2014. október 19., vasárnap
An unknown Hungarian trial...
An unknown Hungarian trial...
Unorthodoxly my newest blog entry will process a small, unknown Hungarian trial. This case is a part of an average Hungarian family’s life. I strongly believe that even this small trial certainly played an important role in the family’s life. Although the case study will be much shorter than my previous entries were, I found the case interesting and instructive.
On the following link you are able to find my previous blog entry dealing with the trial of Conrad Murray:
In 2013 a couple wanted to find a preschool for their child. The boy suffered from diabetes but thanks to the developed healthcare and medical knowledge this disease can be easily cured. The preschool denied the acceptance of the boy and their reason was that the workers in the school cannot be bound with such great responsibility. The parents tried to convince the leadership of the preschool by noting that they will give the daily insulin dose at home for their child and only 3 blood sugar measurements will be required from the workers which wouldn’t take more than couple of minutes. The representatives of the school did not change their minds. They declared that no such responsibility can be imposed on the workers of the preschool...
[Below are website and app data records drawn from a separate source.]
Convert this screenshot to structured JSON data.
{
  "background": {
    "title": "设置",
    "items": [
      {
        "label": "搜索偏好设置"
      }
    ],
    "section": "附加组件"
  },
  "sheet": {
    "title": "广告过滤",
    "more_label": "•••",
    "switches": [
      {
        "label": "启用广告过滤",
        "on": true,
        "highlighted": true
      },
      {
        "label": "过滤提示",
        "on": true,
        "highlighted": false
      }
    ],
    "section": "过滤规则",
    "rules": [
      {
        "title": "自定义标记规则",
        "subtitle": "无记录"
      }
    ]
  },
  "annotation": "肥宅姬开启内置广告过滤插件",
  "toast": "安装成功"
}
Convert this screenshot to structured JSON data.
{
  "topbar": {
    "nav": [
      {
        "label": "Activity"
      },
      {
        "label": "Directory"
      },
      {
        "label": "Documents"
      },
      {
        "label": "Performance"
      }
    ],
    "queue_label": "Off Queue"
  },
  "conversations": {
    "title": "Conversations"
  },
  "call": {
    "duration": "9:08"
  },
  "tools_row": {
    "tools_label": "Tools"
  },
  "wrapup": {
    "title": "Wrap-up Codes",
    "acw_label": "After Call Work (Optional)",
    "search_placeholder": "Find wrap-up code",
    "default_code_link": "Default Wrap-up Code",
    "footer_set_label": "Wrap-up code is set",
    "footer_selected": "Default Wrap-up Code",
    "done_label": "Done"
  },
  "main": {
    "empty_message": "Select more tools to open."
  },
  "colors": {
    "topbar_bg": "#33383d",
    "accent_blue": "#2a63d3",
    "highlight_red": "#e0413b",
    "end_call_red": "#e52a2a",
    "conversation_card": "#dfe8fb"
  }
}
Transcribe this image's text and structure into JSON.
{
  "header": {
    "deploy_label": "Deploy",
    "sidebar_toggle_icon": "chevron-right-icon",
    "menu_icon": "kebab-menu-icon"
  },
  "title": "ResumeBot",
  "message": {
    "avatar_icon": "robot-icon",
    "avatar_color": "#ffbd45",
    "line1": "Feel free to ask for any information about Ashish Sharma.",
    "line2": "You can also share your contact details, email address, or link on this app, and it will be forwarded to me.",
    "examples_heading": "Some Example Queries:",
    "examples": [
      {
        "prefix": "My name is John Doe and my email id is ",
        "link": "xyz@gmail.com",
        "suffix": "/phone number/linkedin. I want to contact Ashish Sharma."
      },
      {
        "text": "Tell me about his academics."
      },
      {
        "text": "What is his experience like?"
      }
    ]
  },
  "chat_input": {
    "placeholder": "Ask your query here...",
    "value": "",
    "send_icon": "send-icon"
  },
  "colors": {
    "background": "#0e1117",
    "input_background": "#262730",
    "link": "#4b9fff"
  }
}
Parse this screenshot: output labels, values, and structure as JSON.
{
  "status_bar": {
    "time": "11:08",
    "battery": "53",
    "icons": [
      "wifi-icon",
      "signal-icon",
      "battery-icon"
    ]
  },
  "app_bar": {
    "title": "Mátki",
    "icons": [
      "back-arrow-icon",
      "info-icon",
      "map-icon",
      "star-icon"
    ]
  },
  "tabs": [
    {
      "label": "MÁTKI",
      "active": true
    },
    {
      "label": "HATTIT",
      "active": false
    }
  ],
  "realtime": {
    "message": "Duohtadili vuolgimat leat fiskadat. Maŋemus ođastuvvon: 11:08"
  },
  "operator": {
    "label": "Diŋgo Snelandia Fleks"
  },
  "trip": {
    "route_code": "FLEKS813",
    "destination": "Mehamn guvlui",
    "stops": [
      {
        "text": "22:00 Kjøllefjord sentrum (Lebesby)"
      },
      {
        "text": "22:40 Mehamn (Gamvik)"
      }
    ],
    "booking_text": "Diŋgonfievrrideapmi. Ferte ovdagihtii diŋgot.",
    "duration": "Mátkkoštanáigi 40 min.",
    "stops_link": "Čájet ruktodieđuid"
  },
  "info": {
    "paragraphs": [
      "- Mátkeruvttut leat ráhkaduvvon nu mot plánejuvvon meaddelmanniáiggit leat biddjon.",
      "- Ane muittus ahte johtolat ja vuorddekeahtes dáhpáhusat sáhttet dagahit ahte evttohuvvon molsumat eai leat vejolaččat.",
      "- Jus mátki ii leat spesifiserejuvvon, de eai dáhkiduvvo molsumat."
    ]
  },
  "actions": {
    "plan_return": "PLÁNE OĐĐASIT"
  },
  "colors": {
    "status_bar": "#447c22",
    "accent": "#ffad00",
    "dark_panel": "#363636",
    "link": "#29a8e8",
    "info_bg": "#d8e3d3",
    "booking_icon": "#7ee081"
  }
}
The parents decided to bring the case into the court. The main trigger for this step was a medical expertise. They lost the trial at the primary level because the court did not accept their accusations. The main points of their charges were the following: dozens of children who were suffering from serious syndromes were accepted to the institution (Down- syndrome for example), and the preschool violated the human rights of their children – his right to egalitarianism was diminished.
The family appealed to the court. The charges were the same. Furthermore the parents questioned the reliability of the medical expertise written by the doctor of the preschool. The one-sentence long response of the doctor can be hardly considered as a detailed medical expertise – it was the following: “I completely agree with the aforementioned reasons (the reasons were the answers of the preschool regarding the application)”. By this time the preschool (ran by the state) had offered a possibility for the family – they will create a day care opportunity for the small boy- but this offer had been only declared after the trial had already started. The family already signed their child into a private preschool. Finally, after months of debating the family won the trial. The court declared that the preschool violated the boy’s right to egalitarianism and adjudged an amount of compensation fee for the parents.
In my opinion everybody has the right of egalitarianism, and education (in the present society) is considered as a basic human right for everyone. The court did not consider the human rights of the child even though this law stands above all in every member states of the United Nations. By taking away the right to education from the child, the preschool took away one of the most important human rights of the child. The court, in this case, recreated the balance in this environment and defended the rights of an average person. I strongly believe that the most important duty of the court is to help those who are in need.
Hopefully I was able to call the attention for the importance of those human rights, which were not considered in the first trial. Furthermore I strongly hope that I managed to transmit an interesting and comprehensive picture about the case.